"He raped her with a bullet in her belly," prosecutor David Paddison said. "It was meaner than the way he is going to die. I think the execution should be broadcast from the Superdome," referring to New Orleans' indoor arena.
In an interview last week, Rault said he accepted death. "I still say I am innocent, but I am sorry about what happened to the girl. She was very young."
Sitting in handcuffs and leg irons in a small office on death row, he said, "I am going to join God. I am transferring from death row to life row."
He said the attitude of death row inmates was, simply, "Hang tough."
"A lot of the guards have treated me nicer since I knew I was going to die," he said. "They maybe don't want me to kill myself and cheat the state.
"Others say things like 'You're finally going to get your issue, and we are going to fry your brains out.'
"It's been hard the past few weeks.
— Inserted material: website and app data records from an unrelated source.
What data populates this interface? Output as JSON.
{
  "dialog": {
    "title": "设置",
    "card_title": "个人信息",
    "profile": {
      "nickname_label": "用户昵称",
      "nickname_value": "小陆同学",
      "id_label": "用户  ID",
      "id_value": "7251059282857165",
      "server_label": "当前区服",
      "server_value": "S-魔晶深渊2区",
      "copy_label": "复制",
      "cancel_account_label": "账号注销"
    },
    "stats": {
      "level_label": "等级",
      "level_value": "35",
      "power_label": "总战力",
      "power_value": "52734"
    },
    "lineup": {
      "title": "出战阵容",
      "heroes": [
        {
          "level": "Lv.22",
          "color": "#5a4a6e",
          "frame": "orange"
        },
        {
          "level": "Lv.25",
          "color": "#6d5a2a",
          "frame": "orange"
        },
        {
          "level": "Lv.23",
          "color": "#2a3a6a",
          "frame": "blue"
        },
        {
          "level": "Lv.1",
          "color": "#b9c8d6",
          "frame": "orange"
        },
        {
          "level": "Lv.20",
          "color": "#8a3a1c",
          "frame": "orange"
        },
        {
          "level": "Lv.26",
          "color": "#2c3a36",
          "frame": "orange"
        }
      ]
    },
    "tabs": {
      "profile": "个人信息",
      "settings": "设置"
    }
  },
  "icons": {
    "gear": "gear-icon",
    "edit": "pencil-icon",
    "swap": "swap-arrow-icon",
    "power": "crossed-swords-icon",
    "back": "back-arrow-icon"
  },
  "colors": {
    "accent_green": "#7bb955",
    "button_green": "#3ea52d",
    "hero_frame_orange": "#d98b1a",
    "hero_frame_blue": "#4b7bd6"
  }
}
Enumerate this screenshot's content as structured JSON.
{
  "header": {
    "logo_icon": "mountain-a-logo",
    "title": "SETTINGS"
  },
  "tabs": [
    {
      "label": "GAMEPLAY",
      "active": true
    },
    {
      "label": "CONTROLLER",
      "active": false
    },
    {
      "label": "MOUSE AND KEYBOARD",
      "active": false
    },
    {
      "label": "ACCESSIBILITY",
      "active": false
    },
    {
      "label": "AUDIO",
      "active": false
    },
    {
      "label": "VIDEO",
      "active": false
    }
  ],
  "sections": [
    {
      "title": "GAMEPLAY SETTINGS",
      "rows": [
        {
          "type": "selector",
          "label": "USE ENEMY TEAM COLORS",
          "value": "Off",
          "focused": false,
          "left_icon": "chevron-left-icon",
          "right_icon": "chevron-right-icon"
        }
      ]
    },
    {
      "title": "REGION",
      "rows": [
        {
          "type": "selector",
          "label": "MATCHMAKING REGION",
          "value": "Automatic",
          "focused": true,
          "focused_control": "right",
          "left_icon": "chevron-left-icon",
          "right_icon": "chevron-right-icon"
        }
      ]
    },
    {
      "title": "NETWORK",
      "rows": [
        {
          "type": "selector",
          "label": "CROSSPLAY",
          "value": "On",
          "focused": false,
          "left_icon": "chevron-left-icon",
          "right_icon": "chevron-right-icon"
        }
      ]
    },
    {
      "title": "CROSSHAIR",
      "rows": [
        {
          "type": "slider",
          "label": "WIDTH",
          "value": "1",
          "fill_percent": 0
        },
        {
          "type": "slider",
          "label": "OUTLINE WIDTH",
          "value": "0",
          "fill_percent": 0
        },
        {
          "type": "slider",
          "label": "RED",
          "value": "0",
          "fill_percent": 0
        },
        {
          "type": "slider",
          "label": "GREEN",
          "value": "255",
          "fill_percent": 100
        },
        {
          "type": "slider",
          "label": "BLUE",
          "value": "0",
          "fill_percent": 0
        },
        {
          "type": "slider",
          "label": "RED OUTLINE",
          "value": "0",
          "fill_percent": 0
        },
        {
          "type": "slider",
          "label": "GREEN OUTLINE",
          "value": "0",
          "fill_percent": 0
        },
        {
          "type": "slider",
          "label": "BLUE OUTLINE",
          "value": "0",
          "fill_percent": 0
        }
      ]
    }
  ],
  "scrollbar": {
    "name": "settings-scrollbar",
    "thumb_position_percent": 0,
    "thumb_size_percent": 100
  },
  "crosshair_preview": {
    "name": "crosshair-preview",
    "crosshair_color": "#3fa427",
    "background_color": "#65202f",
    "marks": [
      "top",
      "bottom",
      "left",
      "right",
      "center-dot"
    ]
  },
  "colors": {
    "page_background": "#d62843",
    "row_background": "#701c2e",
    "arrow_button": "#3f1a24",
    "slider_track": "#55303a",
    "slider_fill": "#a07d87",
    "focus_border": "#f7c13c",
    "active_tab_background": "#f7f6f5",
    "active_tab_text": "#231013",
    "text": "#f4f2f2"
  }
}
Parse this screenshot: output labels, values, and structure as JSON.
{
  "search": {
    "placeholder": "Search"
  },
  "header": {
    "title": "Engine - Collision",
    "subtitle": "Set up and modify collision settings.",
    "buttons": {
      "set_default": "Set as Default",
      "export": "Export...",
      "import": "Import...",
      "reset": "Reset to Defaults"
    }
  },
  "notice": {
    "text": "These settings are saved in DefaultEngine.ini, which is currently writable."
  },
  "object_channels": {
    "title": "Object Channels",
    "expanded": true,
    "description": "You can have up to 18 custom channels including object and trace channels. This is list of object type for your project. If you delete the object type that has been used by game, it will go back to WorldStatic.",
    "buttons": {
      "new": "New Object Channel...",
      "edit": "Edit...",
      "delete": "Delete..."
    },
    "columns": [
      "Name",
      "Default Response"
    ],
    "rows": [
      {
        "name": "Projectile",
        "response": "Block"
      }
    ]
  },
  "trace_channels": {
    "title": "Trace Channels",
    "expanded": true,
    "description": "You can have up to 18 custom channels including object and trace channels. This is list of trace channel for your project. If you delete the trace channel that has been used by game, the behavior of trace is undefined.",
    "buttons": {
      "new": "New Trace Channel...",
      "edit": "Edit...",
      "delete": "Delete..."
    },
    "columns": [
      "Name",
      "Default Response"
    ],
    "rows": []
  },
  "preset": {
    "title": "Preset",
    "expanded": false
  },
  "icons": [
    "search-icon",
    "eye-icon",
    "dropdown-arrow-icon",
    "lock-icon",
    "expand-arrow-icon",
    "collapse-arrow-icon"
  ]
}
It's hard when one of the guys walks down the tier, and you know he's not coming back. I usually stay up to see if it's confirmed."
With Rault gone, the number of prisoners on death row here is 38. No further executions are scheduled until at least October.
The death-row area is known as G camp, a small group of one-story, green, concrete buildings, neat flower beds and triangular exercise pens bordered with razor-sharp wire. The area sweats in the heat at the back of the 18,000-acre prison ground known as the "plantation." Rifle-toting guards on horseback watch the outdoor work force nearby.
Two miles away is "death house," the cell next to the death chamber, where the condemned prisoner is taken the day before his execution.
Inside the death chamber is the wooden chair formerly transported around the state when executions were carried out at the scene of the crime.
The chair faces a glass screen and a row of orange plastic chairs where witnesses sit. The executioner is a man known only as "Sam Jones," who has performed 13 executions.
"Nobody knows who he is," Warden Butler said. "We just know him as Sam Jones. He calls in when he knows there is an execution, and we go and pick him up.
"He gets paid $400 each time, but I expect we could find any number of people to do it for free."
Inside the death chamber, Assistant Warden Richard Peabody explained the execution procedure:
"First, his head and left leg are shaved, and then he is strapped to the chair. The electrodes are fixed on, and then the warden comes in. We administer 24,000 volts for 10 seconds, 500 volts for 20 seconds, 24,000 volts for 10 seconds and then 500 again for 20 seconds."
Peabody said the system was chosen to avoid what he termed "overkill" and scarring. "It is our belief that the man is dead when the first jolt is administered," he said.
"There is then five minutes' pause to allow the witnesses to collect their thoughts. Nobody looks forward to this, but it's just their job. We treat them as good as we can and as bad as we have to."
Puffing a pipe and lifting his feet onto his desk, Butler agreed, saying, "I don't get personally involved. It's just part of my job."
In another office across the grounds, Capt. James Arnold, who runs the death-row camp, seated himself in front of a row of photographs of death-row inmates. Several spaces were blank.
"We don't have many problems here on death row. The guards are handpicked, and it's just part of their job," he said.